Dataset records =>
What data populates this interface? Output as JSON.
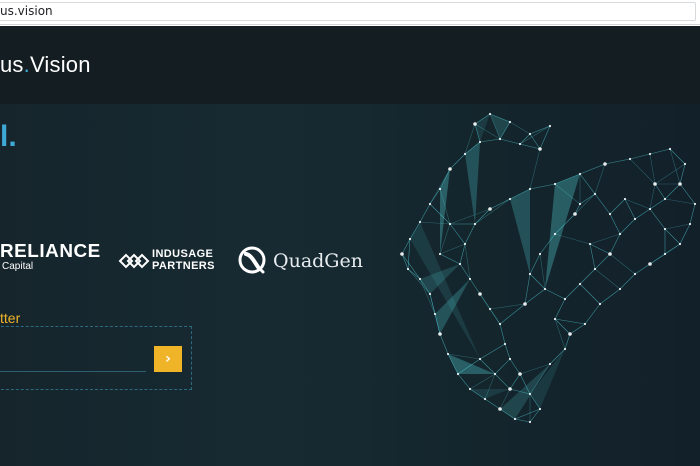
{
  "browser": {
    "url": "us.vision"
  },
  "header": {
    "logo_prefix": "us",
    "logo_dot": ".",
    "logo_suffix": "Vision"
  },
  "hero": {
    "heading_fragment": "l."
  },
  "partners": [
    {
      "name": "RELIANCE",
      "sub": "Capital"
    },
    {
      "line1": "INDUSAGE",
      "line2": "PARTNERS"
    },
    {
      "name": "QuadGen"
    }
  ],
  "newsletter": {
    "label": "tter",
    "email_value": "",
    "submit_glyph": "›"
  },
  "colors": {
    "accent_blue": "#3fa9d6",
    "accent_yellow": "#f0b429",
    "background": "#152027",
    "map_cyan": "#56d4dc"
  },
  "icons": {
    "submit": "chevron-right-icon",
    "indusage": "diamond-chain-logo-icon",
    "quadgen": "q-swirl-logo-icon",
    "map": "polygon-network-world-map"
  }
}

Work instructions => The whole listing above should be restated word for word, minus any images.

Task response =>
What data populates this interface? Output as JSON.
{
  "browser": {
    "url": "us.vision"
  },
  "header": {
    "logo_prefix": "us",
    "logo_dot": ".",
    "logo_suffix": "Vision"
  },
  "hero": {
    "heading_fragment": "l."
  },
  "partners": [
    {
      "name": "RELIANCE",
      "sub": "Capital"
    },
    {
      "line1": "INDUSAGE",
      "line2": "PARTNERS"
    },
    {
      "name": "QuadGen"
    }
  ],
  "newsletter": {
    "label": "tter",
    "email_value": "",
    "submit_glyph": "›"
  },
  "colors": {
    "accent_blue": "#3fa9d6",
    "accent_yellow": "#f0b429",
    "background": "#152027",
    "map_cyan": "#56d4dc"
  },
  "icons": {
    "submit": "chevron-right-icon",
    "indusage": "diamond-chain-logo-icon",
    "quadgen": "q-swirl-logo-icon",
    "map": "polygon-network-world-map"
  }
}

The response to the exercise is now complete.